_What you need to do_
Check every line of the entries for the string "ASTM" and return the ones that contain it.

** Supplied data follows **

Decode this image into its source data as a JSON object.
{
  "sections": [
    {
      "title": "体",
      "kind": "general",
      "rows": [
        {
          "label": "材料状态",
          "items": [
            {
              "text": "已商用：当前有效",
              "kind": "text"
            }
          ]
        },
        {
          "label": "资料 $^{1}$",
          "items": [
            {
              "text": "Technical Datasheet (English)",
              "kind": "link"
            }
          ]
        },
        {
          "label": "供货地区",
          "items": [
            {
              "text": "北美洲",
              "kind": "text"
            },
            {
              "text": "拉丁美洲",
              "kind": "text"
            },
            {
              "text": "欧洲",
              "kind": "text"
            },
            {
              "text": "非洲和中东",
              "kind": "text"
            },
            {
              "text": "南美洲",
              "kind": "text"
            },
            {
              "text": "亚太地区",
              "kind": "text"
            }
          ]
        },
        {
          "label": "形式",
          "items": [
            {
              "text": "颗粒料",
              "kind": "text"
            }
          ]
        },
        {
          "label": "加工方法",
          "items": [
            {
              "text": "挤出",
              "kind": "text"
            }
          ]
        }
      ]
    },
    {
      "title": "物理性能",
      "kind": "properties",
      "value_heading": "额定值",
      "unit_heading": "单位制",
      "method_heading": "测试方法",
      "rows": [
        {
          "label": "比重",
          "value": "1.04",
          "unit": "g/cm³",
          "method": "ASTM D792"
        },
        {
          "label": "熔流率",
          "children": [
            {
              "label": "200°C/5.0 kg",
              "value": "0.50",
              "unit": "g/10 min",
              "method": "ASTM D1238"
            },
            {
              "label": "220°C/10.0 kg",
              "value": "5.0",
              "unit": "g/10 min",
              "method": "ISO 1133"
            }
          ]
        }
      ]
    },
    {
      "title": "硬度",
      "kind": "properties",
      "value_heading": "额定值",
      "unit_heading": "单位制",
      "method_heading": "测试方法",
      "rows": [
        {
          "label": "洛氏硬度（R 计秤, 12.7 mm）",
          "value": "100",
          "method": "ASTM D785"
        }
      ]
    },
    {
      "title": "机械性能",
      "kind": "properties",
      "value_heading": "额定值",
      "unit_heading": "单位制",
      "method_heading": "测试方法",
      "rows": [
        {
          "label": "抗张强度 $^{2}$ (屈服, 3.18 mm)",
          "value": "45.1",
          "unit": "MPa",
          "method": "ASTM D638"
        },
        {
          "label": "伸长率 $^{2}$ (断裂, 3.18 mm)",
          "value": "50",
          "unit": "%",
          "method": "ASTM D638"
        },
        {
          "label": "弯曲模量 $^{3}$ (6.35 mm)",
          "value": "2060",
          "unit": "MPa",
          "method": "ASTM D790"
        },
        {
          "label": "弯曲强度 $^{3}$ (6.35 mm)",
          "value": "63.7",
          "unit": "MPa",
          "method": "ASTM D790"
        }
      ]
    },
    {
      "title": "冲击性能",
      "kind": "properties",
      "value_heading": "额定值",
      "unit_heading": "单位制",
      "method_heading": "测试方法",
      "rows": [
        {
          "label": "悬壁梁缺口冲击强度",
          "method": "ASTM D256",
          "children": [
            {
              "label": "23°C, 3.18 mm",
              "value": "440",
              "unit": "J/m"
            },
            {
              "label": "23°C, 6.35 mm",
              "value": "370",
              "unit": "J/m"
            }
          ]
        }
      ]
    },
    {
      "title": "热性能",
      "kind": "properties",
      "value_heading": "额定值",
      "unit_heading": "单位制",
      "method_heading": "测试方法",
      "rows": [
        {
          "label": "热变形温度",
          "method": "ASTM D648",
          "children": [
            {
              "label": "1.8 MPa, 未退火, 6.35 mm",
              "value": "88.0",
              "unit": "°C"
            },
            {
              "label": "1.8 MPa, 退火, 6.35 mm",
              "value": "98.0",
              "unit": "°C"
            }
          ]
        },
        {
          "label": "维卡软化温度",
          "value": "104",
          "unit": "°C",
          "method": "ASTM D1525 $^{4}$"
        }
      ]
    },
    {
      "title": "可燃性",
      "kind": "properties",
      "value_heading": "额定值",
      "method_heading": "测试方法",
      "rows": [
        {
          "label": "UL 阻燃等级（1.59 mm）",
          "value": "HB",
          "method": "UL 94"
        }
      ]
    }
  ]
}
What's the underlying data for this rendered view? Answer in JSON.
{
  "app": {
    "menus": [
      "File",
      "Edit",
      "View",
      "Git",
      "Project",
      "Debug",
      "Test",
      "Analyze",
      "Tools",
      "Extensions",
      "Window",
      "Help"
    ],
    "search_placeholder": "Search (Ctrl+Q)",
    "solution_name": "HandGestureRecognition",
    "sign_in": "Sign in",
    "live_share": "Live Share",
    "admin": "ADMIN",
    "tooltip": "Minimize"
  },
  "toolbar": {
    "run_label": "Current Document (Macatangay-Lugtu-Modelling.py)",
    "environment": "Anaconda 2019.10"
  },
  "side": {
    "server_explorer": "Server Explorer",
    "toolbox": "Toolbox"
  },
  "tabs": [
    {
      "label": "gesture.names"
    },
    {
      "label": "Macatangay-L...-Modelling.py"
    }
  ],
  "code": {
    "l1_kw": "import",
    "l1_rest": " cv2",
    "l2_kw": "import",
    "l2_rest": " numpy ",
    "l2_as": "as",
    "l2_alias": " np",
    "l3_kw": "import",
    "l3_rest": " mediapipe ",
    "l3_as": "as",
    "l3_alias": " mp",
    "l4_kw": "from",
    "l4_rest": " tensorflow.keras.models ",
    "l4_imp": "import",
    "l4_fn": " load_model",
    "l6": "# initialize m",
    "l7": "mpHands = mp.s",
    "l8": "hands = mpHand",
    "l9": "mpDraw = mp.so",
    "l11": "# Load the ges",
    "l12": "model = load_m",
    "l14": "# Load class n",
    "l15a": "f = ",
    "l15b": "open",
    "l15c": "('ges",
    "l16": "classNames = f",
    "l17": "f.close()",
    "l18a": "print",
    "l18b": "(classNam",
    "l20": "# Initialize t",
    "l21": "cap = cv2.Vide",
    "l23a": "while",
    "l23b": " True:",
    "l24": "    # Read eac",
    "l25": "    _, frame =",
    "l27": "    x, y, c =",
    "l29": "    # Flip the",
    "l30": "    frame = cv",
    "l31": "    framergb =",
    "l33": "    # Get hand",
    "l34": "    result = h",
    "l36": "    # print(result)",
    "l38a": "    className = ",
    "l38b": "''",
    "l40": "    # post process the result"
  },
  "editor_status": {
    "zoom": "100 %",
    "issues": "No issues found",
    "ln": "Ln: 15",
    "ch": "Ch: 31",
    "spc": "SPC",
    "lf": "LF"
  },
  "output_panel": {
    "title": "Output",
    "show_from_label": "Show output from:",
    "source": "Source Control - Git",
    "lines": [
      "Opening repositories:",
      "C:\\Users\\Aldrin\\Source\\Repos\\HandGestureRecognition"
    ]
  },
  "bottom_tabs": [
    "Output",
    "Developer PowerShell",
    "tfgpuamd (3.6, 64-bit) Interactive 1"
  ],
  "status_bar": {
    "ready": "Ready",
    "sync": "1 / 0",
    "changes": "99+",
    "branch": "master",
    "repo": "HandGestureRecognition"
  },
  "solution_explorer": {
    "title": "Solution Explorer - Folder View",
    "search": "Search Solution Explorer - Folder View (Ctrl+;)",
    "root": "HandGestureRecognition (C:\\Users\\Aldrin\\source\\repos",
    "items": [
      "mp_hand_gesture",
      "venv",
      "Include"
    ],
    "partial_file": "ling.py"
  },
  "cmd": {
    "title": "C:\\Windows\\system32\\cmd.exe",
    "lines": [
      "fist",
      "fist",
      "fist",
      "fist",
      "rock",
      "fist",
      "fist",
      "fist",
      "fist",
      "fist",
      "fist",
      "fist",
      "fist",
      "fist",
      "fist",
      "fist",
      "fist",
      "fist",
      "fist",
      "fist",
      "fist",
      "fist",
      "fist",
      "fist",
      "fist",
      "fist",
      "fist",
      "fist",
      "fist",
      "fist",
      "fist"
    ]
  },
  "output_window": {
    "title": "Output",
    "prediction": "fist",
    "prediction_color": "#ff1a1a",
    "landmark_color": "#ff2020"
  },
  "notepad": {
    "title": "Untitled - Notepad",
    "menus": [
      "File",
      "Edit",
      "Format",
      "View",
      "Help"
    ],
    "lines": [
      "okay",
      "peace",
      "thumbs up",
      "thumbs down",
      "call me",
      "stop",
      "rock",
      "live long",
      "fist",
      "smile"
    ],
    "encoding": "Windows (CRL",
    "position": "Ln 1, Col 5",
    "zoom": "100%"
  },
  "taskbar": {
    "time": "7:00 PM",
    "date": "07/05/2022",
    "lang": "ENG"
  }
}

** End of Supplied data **

_Answer for the task_
          "method": "ASTM D792"
              "method": "ASTM D1238"
          "method": "ASTM D785"
          "method": "ASTM D638"
          "method": "ASTM D638"
          "method": "ASTM D790"
          "method": "ASTM D790"
          "method": "ASTM D256",
          "method": "ASTM D648",
          "method": "ASTM D1525 $^{4}$"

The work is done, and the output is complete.